Included within the SCS policy umbrella is building a modern financial credit reporting system, as exists in developed economies. This is the kernel for the SCS and can be traced back to the late 1990s, when it was led exclusively by the People’s Bank of China (PBOC).

A credit card

Today, financial credit reporting remains a key priority but the scope of the SCS as a whole goes far beyond it, with the government’s chief policy planning agency, the National Development and Reform Commission (NDRC), now jointly leading the policy initiative.

The SCS aims to channel public data across departments so that it can be used for decision-making by other government or private sector actors. In government and legal documents this data is referred to as ‘public credit information’, defined to include broadly any information and data ‘collected or generated by public agencies that can be used in evaluating how well a subject observes its legal and contractual obligations'.

To enable the collection of this data, governments across the country have built Public Credit Information Platforms to 'aggregate data generated from public management functions by various departments and units’. The data collection typically begins at the municipal (city) level where respective city governments aggregate credit information from government ministries, departments and public enterprises in the city. For instance, in Fuzhou, the capital city of Fujian province, the data platforms receive credit information from as many as 630 different entities. Organised in a hierarchical fashion, the city level platforms connect up to provincial platforms, which finally connect to the national level platform in Beijing. This reportedly receives data from 44 other national government ministries and 32 provincial-level platforms.

'While the social credit system is much more limited in scope, and possibly effectiveness, than it is frequently portrayed outside China, the system does raise questions of fairness, transparency and privacy'

The platforms are also designed to have public-facing portals through which government agencies, the private sector and the wider public can query information and obtain other credit services, which is discussed in the next section.

In the absence of a national law, the data collection processes and details of the systems in general are usually governed by the credit regulations of the respective city or provincial government. Thus the build out is often not uniform across the country, as local governments co-operate and compete with each other, working to the same objectives but with some freedom to experiment, as is the norm in modern governance in China, and as Jeff Ding explores in his essay. These credit regulations also control the collection of certain types of data, forbidding the collection of religious faith, genetics, fingerprints, blood type and medical history. Some are more progressive than others, for instance Shanghai’s social credit regulations include provisions for a ‘right to be forgotten’.

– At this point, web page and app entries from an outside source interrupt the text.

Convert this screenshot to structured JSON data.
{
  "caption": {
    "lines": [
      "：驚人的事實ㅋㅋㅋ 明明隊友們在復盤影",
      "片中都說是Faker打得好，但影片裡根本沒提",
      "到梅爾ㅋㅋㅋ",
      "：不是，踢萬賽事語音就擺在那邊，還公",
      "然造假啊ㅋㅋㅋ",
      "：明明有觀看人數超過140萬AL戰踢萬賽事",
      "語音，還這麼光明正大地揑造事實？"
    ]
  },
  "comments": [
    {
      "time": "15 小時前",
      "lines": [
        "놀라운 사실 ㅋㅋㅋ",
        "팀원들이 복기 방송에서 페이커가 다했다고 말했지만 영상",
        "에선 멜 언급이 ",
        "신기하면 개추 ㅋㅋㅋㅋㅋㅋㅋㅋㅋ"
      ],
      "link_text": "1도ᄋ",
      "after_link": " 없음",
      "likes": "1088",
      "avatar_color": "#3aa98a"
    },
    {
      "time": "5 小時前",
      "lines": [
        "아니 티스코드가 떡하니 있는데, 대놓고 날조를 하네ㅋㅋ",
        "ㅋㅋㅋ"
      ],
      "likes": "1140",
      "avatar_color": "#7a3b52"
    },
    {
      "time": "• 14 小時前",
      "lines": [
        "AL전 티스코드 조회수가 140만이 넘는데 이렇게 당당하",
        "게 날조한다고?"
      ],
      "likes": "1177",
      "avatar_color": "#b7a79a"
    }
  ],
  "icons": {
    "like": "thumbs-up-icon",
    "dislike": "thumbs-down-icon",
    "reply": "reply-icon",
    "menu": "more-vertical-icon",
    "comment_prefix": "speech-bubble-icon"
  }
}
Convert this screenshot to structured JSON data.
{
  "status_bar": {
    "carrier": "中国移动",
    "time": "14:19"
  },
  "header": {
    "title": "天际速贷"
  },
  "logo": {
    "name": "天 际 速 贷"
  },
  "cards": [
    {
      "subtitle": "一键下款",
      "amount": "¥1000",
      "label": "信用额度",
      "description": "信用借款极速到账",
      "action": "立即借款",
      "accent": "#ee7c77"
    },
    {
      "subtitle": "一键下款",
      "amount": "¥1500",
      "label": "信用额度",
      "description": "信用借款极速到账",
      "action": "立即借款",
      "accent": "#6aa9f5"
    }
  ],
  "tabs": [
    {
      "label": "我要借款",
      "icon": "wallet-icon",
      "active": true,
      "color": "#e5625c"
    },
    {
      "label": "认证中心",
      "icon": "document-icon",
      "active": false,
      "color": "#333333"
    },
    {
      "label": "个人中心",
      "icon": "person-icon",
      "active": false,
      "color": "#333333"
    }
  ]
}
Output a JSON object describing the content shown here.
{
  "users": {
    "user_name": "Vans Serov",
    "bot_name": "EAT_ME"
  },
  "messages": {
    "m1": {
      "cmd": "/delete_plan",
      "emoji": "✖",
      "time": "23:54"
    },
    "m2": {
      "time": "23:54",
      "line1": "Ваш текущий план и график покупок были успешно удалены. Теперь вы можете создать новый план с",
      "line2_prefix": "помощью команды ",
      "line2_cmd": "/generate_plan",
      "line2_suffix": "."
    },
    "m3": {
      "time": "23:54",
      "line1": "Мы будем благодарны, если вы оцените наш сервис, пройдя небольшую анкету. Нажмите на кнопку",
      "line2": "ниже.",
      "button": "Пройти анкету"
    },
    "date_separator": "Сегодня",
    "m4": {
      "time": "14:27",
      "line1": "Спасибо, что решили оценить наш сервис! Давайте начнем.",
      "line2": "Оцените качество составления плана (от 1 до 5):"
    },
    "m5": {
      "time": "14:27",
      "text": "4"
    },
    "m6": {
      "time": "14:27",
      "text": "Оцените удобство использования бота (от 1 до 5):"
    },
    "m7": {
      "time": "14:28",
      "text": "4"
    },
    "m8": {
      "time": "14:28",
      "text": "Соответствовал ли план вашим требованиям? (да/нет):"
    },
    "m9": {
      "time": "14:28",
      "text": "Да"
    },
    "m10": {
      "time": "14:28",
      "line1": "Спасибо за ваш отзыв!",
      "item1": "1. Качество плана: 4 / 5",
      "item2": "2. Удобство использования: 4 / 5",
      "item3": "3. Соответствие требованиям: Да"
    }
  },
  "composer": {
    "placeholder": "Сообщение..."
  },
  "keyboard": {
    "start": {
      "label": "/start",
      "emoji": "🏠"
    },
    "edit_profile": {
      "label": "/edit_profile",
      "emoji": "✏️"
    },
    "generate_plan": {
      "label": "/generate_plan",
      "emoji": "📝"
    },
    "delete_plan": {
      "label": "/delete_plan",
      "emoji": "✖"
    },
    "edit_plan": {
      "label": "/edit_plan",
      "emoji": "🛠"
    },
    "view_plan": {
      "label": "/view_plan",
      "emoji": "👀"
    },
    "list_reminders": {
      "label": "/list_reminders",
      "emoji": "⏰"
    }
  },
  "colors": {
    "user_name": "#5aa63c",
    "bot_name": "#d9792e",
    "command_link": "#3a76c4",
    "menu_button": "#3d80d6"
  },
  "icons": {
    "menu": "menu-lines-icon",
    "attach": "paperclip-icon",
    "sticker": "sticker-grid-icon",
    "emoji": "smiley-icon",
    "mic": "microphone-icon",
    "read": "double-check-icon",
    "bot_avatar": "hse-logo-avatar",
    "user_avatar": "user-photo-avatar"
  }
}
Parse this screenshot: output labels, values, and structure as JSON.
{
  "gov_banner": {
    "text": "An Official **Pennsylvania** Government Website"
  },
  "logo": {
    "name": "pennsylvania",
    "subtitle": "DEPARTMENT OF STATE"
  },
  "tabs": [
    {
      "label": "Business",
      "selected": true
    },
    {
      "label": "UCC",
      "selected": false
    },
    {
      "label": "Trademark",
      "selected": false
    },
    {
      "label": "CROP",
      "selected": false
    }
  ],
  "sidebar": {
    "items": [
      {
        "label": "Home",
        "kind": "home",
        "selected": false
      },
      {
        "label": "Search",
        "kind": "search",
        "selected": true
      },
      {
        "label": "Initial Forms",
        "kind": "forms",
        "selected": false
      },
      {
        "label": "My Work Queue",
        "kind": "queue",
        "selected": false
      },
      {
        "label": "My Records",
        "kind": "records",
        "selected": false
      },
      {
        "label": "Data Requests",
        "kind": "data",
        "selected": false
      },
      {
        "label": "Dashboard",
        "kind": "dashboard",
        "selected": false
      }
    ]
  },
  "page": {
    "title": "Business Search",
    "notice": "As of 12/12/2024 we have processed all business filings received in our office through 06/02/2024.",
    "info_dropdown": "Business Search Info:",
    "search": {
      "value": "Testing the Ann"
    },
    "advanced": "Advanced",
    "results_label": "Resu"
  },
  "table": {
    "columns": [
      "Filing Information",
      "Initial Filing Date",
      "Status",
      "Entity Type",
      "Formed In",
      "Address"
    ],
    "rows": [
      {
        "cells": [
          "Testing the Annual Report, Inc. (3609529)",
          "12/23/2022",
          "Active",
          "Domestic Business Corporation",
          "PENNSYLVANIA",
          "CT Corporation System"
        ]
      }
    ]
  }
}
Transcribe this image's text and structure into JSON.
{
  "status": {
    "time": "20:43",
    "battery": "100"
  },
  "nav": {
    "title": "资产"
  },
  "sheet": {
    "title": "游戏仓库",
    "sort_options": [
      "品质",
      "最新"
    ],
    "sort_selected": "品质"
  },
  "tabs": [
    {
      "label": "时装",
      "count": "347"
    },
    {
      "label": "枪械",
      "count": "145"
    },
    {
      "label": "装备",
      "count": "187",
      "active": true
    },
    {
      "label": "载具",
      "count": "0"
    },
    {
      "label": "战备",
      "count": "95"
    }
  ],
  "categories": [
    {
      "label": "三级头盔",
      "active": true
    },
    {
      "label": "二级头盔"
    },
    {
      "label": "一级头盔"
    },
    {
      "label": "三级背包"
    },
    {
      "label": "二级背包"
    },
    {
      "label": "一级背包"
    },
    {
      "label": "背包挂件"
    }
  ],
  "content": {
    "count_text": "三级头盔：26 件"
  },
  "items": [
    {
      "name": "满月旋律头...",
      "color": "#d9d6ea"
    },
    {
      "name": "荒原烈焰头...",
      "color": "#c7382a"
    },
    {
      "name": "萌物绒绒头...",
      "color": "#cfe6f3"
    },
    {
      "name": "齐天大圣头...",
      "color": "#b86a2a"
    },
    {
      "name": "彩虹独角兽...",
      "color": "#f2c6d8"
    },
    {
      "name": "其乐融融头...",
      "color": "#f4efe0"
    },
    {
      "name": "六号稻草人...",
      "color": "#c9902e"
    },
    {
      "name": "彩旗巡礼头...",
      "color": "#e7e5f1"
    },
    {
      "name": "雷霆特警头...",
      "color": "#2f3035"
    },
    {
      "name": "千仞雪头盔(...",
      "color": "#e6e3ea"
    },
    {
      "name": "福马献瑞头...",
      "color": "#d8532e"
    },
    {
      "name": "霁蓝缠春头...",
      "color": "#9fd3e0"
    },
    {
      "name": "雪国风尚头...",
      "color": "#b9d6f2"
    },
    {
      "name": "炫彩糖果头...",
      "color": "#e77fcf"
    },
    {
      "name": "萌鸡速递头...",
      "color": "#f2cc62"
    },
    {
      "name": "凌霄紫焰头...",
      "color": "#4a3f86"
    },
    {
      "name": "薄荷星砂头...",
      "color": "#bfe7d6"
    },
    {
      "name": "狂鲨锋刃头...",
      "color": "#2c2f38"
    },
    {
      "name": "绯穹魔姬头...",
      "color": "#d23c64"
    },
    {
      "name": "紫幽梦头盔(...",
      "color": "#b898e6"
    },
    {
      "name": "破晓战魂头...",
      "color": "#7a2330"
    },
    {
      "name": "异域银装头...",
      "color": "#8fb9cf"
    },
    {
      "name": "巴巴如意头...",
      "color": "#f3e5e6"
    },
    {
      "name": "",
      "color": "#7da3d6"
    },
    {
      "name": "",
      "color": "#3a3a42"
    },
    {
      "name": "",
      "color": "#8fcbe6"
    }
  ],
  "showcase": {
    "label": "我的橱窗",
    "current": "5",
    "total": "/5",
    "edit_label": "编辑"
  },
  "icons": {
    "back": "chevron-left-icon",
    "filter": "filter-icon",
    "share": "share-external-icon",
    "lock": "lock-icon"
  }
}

While the core scope for data collection within the SCS is credit information, the initiative has also spurred on existing efforts to upgrade China’s open government data practices. In the past couple of years, more than 46 open government data portals have been set up by governments, intended to include a variety of datasets such as administrative penalties, administrative licenses, land ownership, tender notices, credit rating, corporate credit, foreign business, revocation, credit services and rights protection.

Pooling the credit information in these platforms creates the crucial data layer. On top of this the government has been able to operationalise some regulatory initiatives aimed at enforcement of the law.


Dev Lewis

Fellow and program lead at Digital Asia Hub and Yenching scholar at Peking University